Published on November 27th, 2012 00:00

Teenagers and minors pranked by their peers and considered to be “uncool outsiders” with lack of respect among classmates are two times more likely to take up smoking and keep the habit throughout their adult years, concludes the latest study completed in Sweden.

unpopular teens more likely to smoke

After carrying out a survey of around 15 000 people across Sweden, scientists from Stockholm Royal University divided them into groups, according to the number of nominations they received from their peers basing on their popularity. Upon that they isolated 2300 respondents who received no or few nominations by their peers and classmates, and characterized them as marginalized or being on periphery from the point of view of socialization, and concluded these teens were the least respected and accepted in their social environment.

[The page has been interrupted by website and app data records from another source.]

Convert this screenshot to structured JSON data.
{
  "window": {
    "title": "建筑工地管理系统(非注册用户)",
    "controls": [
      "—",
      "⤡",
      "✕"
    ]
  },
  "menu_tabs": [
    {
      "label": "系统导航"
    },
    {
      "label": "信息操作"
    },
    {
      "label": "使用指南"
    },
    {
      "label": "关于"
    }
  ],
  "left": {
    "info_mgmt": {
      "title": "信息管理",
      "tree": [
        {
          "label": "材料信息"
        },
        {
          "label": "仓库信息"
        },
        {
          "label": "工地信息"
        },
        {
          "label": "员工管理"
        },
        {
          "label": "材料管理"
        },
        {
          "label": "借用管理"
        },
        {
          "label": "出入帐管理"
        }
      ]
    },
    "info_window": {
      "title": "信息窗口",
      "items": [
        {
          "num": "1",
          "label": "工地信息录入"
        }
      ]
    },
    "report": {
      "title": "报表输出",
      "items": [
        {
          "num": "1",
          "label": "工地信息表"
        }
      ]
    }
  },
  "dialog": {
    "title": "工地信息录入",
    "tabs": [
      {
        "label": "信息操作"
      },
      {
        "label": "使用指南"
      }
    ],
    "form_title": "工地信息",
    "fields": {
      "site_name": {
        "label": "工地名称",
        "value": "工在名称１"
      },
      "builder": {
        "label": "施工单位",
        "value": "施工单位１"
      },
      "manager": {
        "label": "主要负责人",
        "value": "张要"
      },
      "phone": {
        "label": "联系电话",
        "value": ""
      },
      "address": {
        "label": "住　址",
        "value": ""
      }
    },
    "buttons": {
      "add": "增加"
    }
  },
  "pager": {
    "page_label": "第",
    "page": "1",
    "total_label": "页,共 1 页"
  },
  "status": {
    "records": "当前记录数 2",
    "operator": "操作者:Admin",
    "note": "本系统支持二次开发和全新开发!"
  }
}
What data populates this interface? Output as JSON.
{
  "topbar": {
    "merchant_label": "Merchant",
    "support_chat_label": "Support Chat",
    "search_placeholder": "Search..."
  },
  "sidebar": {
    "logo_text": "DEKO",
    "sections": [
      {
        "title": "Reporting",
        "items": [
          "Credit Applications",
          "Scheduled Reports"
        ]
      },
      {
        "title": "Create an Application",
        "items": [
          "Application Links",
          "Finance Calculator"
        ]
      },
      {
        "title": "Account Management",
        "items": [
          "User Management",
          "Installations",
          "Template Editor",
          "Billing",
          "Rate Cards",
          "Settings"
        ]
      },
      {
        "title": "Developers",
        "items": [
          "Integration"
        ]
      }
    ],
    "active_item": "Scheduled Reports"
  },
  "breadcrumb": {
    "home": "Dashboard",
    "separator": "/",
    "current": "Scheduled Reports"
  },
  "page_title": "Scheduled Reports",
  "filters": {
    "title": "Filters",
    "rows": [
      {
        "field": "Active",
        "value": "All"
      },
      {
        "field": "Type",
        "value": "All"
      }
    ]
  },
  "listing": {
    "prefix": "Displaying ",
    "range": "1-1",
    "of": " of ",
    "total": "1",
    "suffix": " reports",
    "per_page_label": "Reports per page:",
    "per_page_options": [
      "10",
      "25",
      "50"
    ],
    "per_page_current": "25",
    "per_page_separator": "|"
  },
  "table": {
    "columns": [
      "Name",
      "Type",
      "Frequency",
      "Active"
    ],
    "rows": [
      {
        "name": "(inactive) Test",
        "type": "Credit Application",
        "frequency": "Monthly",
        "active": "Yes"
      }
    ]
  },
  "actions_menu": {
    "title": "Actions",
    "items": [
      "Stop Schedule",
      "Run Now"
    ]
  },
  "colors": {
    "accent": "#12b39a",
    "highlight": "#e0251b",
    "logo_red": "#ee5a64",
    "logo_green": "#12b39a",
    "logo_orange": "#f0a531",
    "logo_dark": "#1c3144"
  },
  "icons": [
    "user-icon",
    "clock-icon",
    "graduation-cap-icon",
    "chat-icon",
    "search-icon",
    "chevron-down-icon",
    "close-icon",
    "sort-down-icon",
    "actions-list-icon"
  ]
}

Respondents were surveyed regarding their social status for the first time, when they were 13 years of age, and again two decades later. The second survey included a question about their smoking habit.

The scientists found that the more unpopular and marginalized respondents were in their adolescent years, the higher was the likeability that they took up smoking and become regular or even chain smokers in their adult years. Regular cigarette smoking was determined not more than 20 cigarettes daily, while chain smoking was defined as more than 20 cigarettes per day.

The results of the study were published in the November issue of the Addiction journal.

Scientists provide several different reasons for such a connection. Teenagers who were on periphery and grew up as outsiders could be more likely to take up controversial habits like cigarette use as a kind of resistance or revolt, according to the study.

In addition, unpopular teens could be also at a higher risk for taking up the tobacco habit due to low level of self-confidence or in a wrongful attempt to look cool in their peers’ eyes.

On the other hand, another research, carried out by the Toronto University and Montreal University School of Public Health, discovered that cigarette consumption virtually increased symptoms of depression in some teenagers. The study, published two years ago in the Addictive Behaviors journal, concluded that adolescents who consumed cigarettes trying to enhance their mood, were exposed to increased risk of elevated symptoms of depression in comparison with their peers who didn’t smoke.